Prior to the reorganization, she sent a letter to Assistant Secretary Preston Rutledge asking him to hold off on the shuffle and requesting answers to more than a dozen questions, as well as documentation of an implementation plan. When the reorganization went into effect, she followed up with a letter saying the agency’s response was “woefully inadequate and unresponsive.” She also stated, “The lack of an adequate response … deepens my concern around the impact it could have on the workers, retirees, and families who turn to EBSA for help with the benefits they rely on.”
So what’s the big deal?
First of all, according to Michael Kreps, attorney with Groom Law Group in Washington, D.C., as ranking member of the HELP committee, which oversees the DOL, Murray takes that oversight seriously and has “an instinctual interest” in having a better understanding of how the DOL, and particularly the EBSA, operates. “It’s pretty common for folks in senior positions in Congress to inquire about major developments in agencies they oversee,” he says. He points out that lawmakers did the same thing when the Wage and Hour division reorganized in August.
The proposed reorganization appears to be a meaningful structural change from the status quo, shifting some authorities to EBSA’s politically appointed deputy and creating a new director position to oversee regional offices.
Rutledge, a political appointee, oversees the EBSA. Previously, Timothy D. Hauser, a career EBSA staff member was over all operations—national and regional; however, the reorganization has split his position, making him Deputy Assistant Secretary for National Office Operations and naming Amy J. Turner the Deputy Assistant Secretary for Regional Office Operations, another career position.
Kreps explains that the reorganization has also revised the reporting structure so some policy-heavy offices report to Principal Deputy Assistant Secretary Jeanne Klinefelter Wilson, a political appointee.
From conversations in the industry, Hauser has a reputation for being very supportive of a more employee-favorable agenda, although he is seen as a balanced person. So, it could be that Murray is concerned that political people are asserting themselves and trying to limit the extent of Hauser’s role—which could be problematic for people opposed to the current administration. The national office is more employer friendly, so some may see the reorganization as trying to reign in those from field offices that may be giving employers a hard time.
However, from conversations and news reports, that is not how the majority view it.
A positive change
According to Kreps, it appears at the EBSA that a lot of policy issues are run through the second most senior person at the agency. Previously, that was Hauser, but now it is Wilson, a political official. He says there is a justification that when the EBSA makes a policy decision, it should be made by part of the political structure in the administration. “The reorganization seems more about aligning policy decisions and running them all through central political officials,” Kreps says.
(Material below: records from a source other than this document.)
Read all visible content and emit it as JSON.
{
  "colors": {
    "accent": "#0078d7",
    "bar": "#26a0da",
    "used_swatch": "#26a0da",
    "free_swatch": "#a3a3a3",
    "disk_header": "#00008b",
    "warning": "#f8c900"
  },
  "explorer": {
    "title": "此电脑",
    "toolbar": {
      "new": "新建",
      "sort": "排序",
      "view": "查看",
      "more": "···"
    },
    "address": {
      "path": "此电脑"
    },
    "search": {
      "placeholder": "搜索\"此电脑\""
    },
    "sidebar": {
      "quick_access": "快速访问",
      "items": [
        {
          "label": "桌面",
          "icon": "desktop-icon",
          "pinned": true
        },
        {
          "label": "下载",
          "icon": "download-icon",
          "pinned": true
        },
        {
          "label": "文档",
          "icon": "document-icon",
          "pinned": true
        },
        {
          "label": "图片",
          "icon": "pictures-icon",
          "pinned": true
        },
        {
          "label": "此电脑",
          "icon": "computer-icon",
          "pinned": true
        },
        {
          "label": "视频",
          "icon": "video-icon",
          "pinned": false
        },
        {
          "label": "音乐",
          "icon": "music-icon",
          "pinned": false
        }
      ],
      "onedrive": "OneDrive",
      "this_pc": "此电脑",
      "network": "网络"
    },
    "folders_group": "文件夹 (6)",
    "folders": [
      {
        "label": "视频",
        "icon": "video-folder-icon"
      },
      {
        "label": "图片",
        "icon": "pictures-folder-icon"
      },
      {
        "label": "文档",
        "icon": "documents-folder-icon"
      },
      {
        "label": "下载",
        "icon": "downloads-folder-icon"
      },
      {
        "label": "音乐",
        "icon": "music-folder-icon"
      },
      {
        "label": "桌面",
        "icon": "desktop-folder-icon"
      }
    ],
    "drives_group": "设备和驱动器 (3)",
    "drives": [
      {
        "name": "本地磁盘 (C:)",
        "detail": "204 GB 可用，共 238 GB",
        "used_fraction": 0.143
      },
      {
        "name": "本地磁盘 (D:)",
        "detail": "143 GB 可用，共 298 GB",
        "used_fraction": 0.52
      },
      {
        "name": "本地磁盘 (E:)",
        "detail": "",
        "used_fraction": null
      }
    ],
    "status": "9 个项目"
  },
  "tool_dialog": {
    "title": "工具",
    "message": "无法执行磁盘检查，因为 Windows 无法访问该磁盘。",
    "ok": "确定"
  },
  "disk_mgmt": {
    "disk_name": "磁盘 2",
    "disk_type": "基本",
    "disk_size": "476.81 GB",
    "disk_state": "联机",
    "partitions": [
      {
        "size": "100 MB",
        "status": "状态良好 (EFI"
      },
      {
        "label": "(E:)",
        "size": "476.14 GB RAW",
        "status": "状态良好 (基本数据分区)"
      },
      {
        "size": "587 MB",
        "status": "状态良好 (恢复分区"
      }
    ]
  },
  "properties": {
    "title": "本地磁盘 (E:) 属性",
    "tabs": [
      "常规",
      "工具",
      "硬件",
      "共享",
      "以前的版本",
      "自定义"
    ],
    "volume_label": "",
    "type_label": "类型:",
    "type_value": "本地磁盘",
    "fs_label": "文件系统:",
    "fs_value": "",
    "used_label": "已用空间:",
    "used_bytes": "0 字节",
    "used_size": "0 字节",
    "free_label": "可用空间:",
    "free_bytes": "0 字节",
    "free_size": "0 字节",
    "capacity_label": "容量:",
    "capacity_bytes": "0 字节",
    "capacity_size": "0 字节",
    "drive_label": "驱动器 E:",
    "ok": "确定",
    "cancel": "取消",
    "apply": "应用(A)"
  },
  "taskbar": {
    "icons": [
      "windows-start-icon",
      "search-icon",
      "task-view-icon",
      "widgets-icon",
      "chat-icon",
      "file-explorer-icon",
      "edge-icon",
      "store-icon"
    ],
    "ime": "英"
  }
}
He notes that the DOL has historically issued a lot of sub-regulatory guidance—for example, advisory opinions to explain its views. But, Kreps says, starting in the Obama administration and flowing into the Trump administration there has been a shift from sub-regulatory guidance to focusing on large regulatory projects—the fiduciary rule under Obama, and association retirement plans under Trump. “There have been some public statements by DOL officials that they would like to help the industry by issuing more guidance and opening up a process that has been dormant for a while.”
As for the new structure to have someone higher up coordinate the field offices—coordinate the regional offices at a national level—Kreps says it seems important that the EBSA wants to offer consistency. “The EBSA wants to treat similarly situated stakeholders in the same way and make sure the benefits community has rules of the road that are the same for all,” he says. “It also helps the national office have a better sense of what is going on in the field and better process information that is coming in.”
The retirement plan community may see more fairness, as well as guidance, from the reorganization.
“We have a group that works a lot with the EBSA and they deal with some of the most important issues out there, so we are hopeful that [the agency will] be able to engage with the broader community to make positive changes going forward both on the participant and plan sponsor/provider side,” Kreps concludes.